Venice, May 10th 2019
German Foreign Minister Heiko Maas opened this afternoon the Roma exhibition FUTUROMA, an official Collateral Event of the La 58 Biennale di Venezia, highlighting the importance of the Roma minority as an example for a united Europe.
FUTUROMA, commissioned by ERIAC (the European Roma Institute for Arts and Culture) and curated by Daniel Baker, displays some of the finest contemporary visual artists of the European Roma community. In times of rising nationalism, the weakening of the EU and the rise of anti-gypsyism in many European countries, FUTUROMA sets a counterpoint by showing creativity, solidarity and joint identity as an integrative power of the largest European minority.
The opening ceremony was attended by international politicians, diplomats and distinguished personalities from the fields of arts, culture and science. Amongst them, German Minister of State Michelle Müntefering, the President of the Open Society Foundation (OSF) Patrick Gaspard and Director of Democracy of the Council of Europe Samardzić-Marković, attended the event. Numerous Roma community members joined the opening celebration at the Palazzo Cavalli Franchetti in Venice. Besides distinguished speakers, the opening ceremony featured outstanding Roma performers and artists from across Europe, including: opening performance by Delaine Le Bas and Mihaela Dragan; poetry and music performance by the Alexian Group and Dijana Pavlovic; and a closing concert by the world-famous flamenco player DORANTES.
While FUTUROMA marks the third time Romani artists are presented in the Biennale Arte, it is the first time the initiative is led by Roma themselves. The multinational, multilingual, multireligious and transnational Roma community of over 12 million across Europe does not fit into the narratives of the national pavilions. Romani arts so far remained invisible to the majority audiences. FUTUROMA thus sets a strong signal in striving for a permanent presence at the world’s most prestigious contemporary arts event.
Moreover, with the European Parliament elections on the horizon but faced with discrimination, marginalization and physical threats on an almost daily basis, Roma represent a powerful reminder of the importance of the European project, reinforcing a sense of unity and solidarity beyond the national boundaries. In his opening address Minister Heiko Mass emphasized that:
“The Roma arts and culture gives me hope for the Europe of the future. Their culture is part of our European DNA. For centuries they created human links between the countries of Europe. Roma have never been tied by national borders. And at a time when nationalism is on the rise this is more precious than ever.”
While the media tend to speak of Roma as a problem, FUTUROMA offers a narrative of belonging, achievements, beauty and talent. Timea Junghaus, executive director of the ERIAC and acting as commissioner for the exhibition further adds that:

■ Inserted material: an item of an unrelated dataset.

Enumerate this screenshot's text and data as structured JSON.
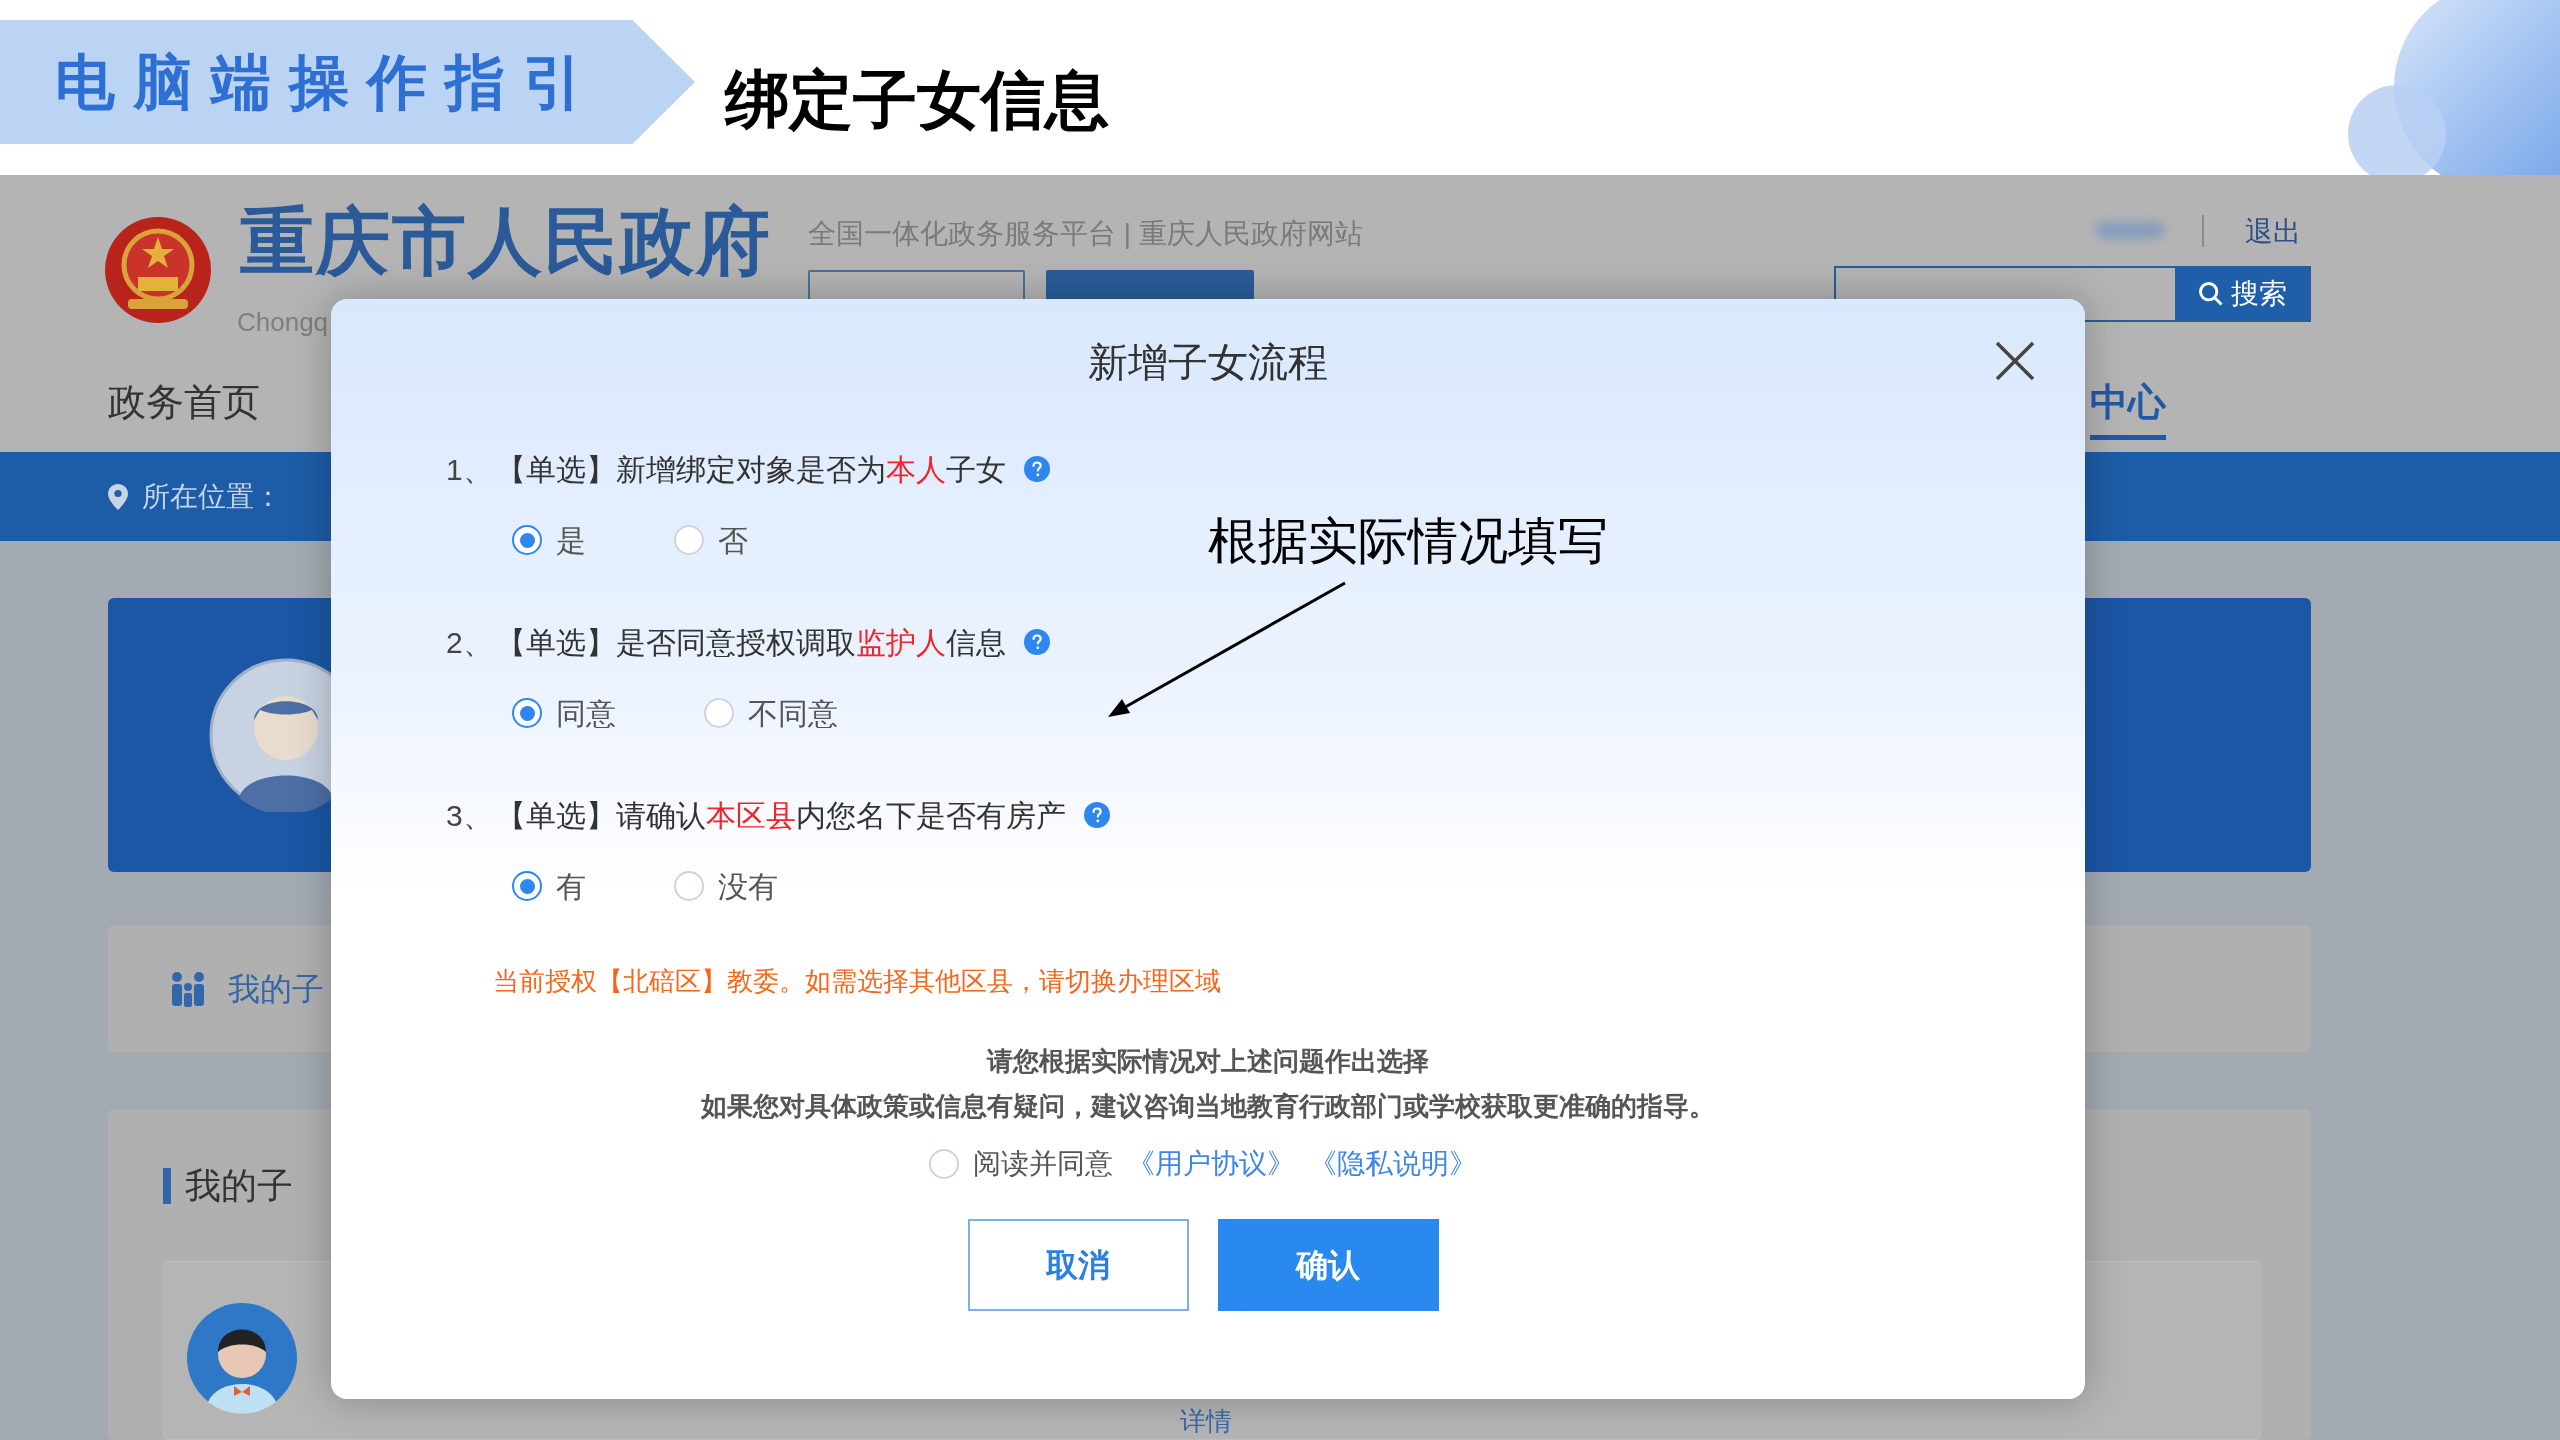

“Roma presence at the Biennale unveils the pedagogy of how inspiring, fertile and transformative it is to think beyond national representations. The Roma exhibition demonstrates how to create a space for trans-national alliances.”
FUTUROMA brings to the attention of the European audiences the centuries-long Roma knowledge, traditions and crafts in their modern version using the language of contemporary art, in order to lobby for permanent inclusion of Roma artists in national and international contemporary art scenes. Patrick Gaspard, president of the Open Society Foundation which is a long-time supporter of the Roma in Europe and is one of the founding member of ERIAC, made this point by saying:
“The Roma exhibit, because of the lack of geographic anchoring is on the margin of the Biennale. It is not to suggest this is not a day for celebration, a day for uplift – it is all of that. But I want us not to lose the perspective of the advocacy of ERIAC – to not be on the periphery but be centered in the Biennale and to be centered in those cultural institutions.”
Officially inaugurated on May 10th, FUTUROMA can be visited until November 24th in Venice, (Fondamenta Zattere Allo Spirito Santo, 417).